**Your goal:** Looking at the data, count the lines where the word "description" occurs and answer with only the number.

**Given records:**
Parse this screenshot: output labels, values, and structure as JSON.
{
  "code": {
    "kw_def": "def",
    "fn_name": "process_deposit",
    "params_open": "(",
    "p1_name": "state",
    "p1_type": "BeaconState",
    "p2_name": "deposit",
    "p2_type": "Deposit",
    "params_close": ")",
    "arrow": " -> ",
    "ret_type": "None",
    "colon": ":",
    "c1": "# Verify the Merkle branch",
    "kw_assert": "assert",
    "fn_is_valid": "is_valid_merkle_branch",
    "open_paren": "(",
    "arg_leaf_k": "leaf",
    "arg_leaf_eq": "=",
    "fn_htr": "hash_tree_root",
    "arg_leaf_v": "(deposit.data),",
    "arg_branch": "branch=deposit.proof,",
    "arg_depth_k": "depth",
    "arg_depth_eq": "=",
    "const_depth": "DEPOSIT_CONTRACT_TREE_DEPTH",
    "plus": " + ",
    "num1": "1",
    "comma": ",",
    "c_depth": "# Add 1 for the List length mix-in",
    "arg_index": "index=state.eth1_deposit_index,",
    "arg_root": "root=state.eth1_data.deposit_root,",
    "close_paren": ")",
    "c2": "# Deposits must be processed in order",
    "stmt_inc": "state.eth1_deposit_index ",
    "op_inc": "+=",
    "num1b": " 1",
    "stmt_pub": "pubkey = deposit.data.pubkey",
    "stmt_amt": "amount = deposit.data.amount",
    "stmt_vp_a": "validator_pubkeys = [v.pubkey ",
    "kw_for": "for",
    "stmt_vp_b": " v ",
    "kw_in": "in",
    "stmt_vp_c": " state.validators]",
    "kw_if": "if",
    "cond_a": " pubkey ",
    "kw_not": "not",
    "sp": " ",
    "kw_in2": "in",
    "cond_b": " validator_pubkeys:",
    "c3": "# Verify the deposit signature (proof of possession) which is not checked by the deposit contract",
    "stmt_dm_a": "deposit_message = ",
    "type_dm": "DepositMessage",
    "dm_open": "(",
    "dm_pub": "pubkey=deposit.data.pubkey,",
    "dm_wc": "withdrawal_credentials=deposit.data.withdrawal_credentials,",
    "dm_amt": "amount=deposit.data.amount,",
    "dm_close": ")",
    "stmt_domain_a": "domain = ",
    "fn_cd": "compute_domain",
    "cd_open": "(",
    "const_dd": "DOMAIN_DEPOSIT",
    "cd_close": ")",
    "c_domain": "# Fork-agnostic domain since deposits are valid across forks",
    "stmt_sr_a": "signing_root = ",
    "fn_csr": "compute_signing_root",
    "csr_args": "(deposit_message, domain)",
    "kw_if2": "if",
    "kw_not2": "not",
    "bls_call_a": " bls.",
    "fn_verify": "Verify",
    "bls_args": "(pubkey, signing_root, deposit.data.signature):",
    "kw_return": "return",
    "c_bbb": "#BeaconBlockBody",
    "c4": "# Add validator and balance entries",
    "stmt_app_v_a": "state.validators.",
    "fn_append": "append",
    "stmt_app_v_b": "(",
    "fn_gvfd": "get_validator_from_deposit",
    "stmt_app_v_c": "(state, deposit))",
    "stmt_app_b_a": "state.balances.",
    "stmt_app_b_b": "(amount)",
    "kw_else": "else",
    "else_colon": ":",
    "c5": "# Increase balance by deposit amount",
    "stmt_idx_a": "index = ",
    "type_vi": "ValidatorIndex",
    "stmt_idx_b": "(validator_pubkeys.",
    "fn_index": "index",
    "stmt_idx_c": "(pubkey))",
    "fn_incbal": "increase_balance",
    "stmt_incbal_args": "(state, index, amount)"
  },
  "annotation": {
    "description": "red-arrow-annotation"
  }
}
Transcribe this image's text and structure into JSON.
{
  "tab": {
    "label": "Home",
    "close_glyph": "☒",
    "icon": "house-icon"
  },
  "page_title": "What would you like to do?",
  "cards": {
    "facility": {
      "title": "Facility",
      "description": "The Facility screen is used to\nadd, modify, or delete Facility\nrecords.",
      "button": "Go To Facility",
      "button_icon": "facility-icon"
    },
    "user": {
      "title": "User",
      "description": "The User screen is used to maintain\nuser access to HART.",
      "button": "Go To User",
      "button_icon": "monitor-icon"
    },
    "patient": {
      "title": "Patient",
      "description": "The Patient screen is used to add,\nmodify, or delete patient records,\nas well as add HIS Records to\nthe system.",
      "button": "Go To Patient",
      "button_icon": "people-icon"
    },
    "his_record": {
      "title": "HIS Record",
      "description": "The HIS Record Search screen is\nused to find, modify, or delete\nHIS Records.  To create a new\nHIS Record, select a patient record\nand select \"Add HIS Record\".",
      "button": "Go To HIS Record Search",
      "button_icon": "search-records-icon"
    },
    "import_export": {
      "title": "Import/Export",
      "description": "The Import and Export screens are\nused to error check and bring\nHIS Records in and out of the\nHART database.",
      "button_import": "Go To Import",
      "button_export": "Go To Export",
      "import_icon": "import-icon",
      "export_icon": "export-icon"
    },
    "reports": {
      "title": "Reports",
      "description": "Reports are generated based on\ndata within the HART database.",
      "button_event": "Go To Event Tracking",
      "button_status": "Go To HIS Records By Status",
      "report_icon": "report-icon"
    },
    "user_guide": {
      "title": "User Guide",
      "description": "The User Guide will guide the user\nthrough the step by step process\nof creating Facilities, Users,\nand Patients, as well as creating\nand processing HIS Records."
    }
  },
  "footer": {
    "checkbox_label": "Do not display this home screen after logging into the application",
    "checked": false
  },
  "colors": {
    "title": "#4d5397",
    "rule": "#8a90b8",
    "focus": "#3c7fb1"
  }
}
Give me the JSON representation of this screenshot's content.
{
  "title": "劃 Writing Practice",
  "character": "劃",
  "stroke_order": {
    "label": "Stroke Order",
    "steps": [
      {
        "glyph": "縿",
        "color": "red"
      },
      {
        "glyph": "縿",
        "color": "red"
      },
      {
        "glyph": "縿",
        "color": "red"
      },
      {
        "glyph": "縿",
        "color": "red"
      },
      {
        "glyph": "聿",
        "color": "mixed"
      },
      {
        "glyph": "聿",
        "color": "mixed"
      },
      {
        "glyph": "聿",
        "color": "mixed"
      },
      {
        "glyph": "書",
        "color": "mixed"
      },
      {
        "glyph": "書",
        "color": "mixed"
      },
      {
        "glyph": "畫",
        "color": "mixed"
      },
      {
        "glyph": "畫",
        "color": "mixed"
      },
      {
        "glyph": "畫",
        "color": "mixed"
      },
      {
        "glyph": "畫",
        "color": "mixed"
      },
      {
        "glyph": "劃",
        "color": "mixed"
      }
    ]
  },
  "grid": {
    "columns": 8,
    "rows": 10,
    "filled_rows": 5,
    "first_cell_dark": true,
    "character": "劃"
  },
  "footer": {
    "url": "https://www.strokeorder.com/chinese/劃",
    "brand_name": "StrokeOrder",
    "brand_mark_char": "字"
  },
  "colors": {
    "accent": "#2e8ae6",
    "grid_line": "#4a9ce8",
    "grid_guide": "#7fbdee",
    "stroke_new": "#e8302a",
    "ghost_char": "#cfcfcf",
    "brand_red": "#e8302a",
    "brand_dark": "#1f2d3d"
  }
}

**Answer box:** 8